The structures of many proteins have been extensively studied, however it has proved extremely difficult to investigate the structures of the mRNA molecules that carry the genetic information for these proteins. Jernej Ule and his group, while working in the LMB’s Structural Studies Division, developed a groundbreaking new method for studying the secondary structure of mRNAs and using this were able to determine the basic structures of very long mRNA molecules in living cells for the first time.
Just like proteins, mRNA molecules can fold into complex structures that control their function. Small parts of the single RNA strand can form short duplexes (double-stranded helicies) with base-pair interactions similar to DNA, but very little is known about the structure of full-length mRNAs. Only part of an mRNA molecule contains the coding sequence for the protein. The rest of it (the untranslated region) is involved in regulation, and controls how much protein is produced from each mRNA. The structure of this untranslated region therefore directly affects protein production.
Yoichiro Sugimoto in Jernej’s group developed a method called hiCLIP to identify duplexes in cellular mRNAs by using a protein that binds to such duplexes. He then showed that distant parts of the long mRNA molecule could bind together to form duplexes and thereby identified previously unknown long-range RNA structures in mRNAs.
The group of co-senior author Nicholas Luscombe also found that these newly discovered mRNA structures had less genetic variation in humans than other areas of the mRNA. This indicates that mutations could cause disease by disrupting the structure of mRNAs.
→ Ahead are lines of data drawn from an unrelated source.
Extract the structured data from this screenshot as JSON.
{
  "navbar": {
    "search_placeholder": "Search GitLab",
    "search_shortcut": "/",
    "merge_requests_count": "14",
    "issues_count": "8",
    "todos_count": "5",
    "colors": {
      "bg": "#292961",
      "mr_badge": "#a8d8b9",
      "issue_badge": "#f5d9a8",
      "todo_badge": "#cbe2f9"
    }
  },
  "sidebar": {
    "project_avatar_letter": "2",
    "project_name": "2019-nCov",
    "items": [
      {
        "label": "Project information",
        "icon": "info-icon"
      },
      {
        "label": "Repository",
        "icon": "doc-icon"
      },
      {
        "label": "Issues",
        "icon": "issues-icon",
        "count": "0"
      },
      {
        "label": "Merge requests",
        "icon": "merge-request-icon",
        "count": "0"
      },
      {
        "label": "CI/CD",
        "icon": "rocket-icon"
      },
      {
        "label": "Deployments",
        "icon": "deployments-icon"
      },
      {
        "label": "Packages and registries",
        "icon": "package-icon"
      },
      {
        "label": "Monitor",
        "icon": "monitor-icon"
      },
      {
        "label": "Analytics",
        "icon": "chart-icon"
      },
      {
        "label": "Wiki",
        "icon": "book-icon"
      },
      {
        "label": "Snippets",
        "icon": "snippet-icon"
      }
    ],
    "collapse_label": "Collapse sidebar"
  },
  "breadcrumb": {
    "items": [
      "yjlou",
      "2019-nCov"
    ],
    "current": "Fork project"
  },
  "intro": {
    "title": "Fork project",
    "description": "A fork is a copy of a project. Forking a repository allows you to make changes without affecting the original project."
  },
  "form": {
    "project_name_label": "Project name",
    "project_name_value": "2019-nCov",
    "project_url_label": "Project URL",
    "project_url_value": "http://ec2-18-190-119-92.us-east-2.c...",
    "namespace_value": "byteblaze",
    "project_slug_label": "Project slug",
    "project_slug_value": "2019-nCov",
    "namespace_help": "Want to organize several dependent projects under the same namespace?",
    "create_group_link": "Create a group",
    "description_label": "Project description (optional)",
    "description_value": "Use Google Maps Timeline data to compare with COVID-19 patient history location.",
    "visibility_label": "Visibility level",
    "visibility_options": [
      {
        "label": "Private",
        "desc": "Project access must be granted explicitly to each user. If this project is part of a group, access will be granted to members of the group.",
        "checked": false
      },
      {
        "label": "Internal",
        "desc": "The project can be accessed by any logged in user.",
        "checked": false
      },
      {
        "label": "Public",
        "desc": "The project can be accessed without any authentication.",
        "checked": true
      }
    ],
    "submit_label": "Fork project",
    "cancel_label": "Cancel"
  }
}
Jernej is now based in the Department of Molecular Neuroscience at the UCL Institute of Neurology, where he is studying mRNA regulation during brain development or disease. Nick is also based at UCL in the Genetics Institute, and The Francis Crick Institute.